FRANK WAKEFIELD
Listening to the "Kitchen Tapes" is better than having the best seat in the house and better than hanging out backstage. That's because there's none of the pressure of ěperformingî as these boys are just jamming, improvising, and letting go.

They have nothing to prove, moreover they have everything to gain by not playing it "safe and straight." These guys are stretching the limits of their imaginations.

Throughout the unique session that is "Kitchen Tapes", Frank and partner Red Allen explore 25 bluegrass chestnuts, including seven Bill Monroe compositions, gospel and heart songs, traditional folk ballads, fiddle (on mandolin) tunes, and five Frank Wakefield originals.

At the time the "Kitchen Tapes" was first recorded, Frank and Red's partnership was in its second decade and third chapter.
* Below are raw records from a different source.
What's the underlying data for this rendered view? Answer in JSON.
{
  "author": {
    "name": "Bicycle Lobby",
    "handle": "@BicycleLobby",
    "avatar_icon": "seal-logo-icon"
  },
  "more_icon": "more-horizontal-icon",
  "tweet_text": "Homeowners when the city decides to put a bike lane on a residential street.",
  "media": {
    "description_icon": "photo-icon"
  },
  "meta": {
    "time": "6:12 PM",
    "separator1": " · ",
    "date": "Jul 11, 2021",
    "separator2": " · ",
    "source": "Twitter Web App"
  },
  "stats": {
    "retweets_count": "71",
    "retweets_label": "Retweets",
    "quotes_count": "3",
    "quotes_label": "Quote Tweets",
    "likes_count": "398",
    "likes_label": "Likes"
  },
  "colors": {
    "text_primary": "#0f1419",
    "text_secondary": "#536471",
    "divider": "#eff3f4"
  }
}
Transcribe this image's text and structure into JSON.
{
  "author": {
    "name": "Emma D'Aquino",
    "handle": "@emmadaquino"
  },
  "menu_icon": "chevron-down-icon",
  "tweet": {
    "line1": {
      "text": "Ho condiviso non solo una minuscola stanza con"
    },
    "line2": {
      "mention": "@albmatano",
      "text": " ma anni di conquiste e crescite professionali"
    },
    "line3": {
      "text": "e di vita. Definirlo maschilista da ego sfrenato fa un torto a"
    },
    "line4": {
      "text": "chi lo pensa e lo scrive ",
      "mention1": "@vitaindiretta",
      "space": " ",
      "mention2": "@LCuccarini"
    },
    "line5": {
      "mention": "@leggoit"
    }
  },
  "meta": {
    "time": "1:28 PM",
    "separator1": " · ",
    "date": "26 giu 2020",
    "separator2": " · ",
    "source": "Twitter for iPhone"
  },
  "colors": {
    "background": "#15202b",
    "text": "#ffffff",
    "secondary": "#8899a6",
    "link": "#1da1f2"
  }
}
They had teamed in the early fifties in Ohio, after recording independently for two small Bluegrass labels (Kentucky and Wayside), and again in the late fifties when they made their first records together on "Starday." They used a studio group that included Bluegrass legends Don Reno on banjo and Chubby Wise on fiddle.

By the early 60's both had relocated and reunited in the Washington D.C. Area where they continued touring with the "Kentuckians." The group included at various times, Bill Emerson, Pete Kuykendall, Bill Keith, Chubby Wise, Billy Baker, Scott Stoneman, and Tom Morgan.

By the end of 1964, Frank joined the "Greenbriar Boys." He added a nice touch of authenticity to a group of talented urban pickers, but ended his long partnership with Red.

Then in 1975, Don Reno, Chubby Wise and Frank were brought together by Jerry Garcia and Garcia's long time friend and picker, David Nelson to make "Pistol Packin' Mama" for Grateful Dead Records.

This led Frank to move to California and form "The Good Ol' Boys." This band recorded three albums and toured the country in various forms until the early 80's. In late 1983, Frank moved back to Sarasota Springs where he continues to teach and perform.